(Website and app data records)
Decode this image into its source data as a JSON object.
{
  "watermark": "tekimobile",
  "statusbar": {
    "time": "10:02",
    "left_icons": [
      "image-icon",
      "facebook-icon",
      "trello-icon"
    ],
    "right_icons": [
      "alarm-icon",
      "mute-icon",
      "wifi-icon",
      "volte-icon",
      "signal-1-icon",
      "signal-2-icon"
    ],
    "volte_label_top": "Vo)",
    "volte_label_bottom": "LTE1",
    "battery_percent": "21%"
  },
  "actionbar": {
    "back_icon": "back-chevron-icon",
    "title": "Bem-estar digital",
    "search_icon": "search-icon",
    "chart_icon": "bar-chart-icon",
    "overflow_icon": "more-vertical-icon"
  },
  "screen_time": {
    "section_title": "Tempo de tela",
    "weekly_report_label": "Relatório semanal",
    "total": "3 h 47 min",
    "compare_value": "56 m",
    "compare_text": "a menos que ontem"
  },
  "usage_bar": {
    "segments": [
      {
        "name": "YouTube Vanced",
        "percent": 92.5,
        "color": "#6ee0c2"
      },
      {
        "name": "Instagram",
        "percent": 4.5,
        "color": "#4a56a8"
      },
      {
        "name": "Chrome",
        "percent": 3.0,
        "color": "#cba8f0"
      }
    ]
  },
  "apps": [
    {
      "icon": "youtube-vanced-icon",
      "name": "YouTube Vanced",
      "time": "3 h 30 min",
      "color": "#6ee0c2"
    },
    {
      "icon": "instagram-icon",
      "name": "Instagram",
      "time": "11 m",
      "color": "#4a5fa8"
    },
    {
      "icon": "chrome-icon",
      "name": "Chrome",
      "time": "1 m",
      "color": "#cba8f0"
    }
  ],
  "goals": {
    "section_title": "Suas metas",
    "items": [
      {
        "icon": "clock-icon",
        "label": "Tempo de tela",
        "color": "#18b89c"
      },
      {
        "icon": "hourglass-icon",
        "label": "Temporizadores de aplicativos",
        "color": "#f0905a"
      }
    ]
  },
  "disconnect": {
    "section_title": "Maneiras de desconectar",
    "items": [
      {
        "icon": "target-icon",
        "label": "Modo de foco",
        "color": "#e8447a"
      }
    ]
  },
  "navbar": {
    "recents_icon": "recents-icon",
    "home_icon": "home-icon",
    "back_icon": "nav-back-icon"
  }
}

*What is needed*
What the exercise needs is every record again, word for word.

*Reply*
Decode this image into its source data as a JSON object.
{
  "watermark": "tekimobile",
  "statusbar": {
    "time": "10:02",
    "left_icons": [
      "image-icon",
      "facebook-icon",
      "trello-icon"
    ],
    "right_icons": [
      "alarm-icon",
      "mute-icon",
      "wifi-icon",
      "volte-icon",
      "signal-1-icon",
      "signal-2-icon"
    ],
    "volte_label_top": "Vo)",
    "volte_label_bottom": "LTE1",
    "battery_percent": "21%"
  },
  "actionbar": {
    "back_icon": "back-chevron-icon",
    "title": "Bem-estar digital",
    "search_icon": "search-icon",
    "chart_icon": "bar-chart-icon",
    "overflow_icon": "more-vertical-icon"
  },
  "screen_time": {
    "section_title": "Tempo de tela",
    "weekly_report_label": "Relatório semanal",
    "total": "3 h 47 min",
    "compare_value": "56 m",
    "compare_text": "a menos que ontem"
  },
  "usage_bar": {
    "segments": [
      {
        "name": "YouTube Vanced",
        "percent": 92.5,
        "color": "#6ee0c2"
      },
      {
        "name": "Instagram",
        "percent": 4.5,
        "color": "#4a56a8"
      },
      {
        "name": "Chrome",
        "percent": 3.0,
        "color": "#cba8f0"
      }
    ]
  },
  "apps": [
    {
      "icon": "youtube-vanced-icon",
      "name": "YouTube Vanced",
      "time": "3 h 30 min",
      "color": "#6ee0c2"
    },
    {
      "icon": "instagram-icon",
      "name": "Instagram",
      "time": "11 m",
      "color": "#4a5fa8"
    },
    {
      "icon": "chrome-icon",
      "name": "Chrome",
      "time": "1 m",
      "color": "#cba8f0"
    }
  ],
  "goals": {
    "section_title": "Suas metas",
    "items": [
      {
        "icon": "clock-icon",
        "label": "Tempo de tela",
        "color": "#18b89c"
      },
      {
        "icon": "hourglass-icon",
        "label": "Temporizadores de aplicativos",
        "color": "#f0905a"
      }
    ]
  },
  "disconnect": {
    "section_title": "Maneiras de desconectar",
    "items": [
      {
        "icon": "target-icon",
        "label": "Modo de foco",
        "color": "#e8447a"
      }
    ]
  },
  "navbar": {
    "recents_icon": "recents-icon",
    "home_icon": "home-icon",
    "back_icon": "nav-back-icon"
  }
}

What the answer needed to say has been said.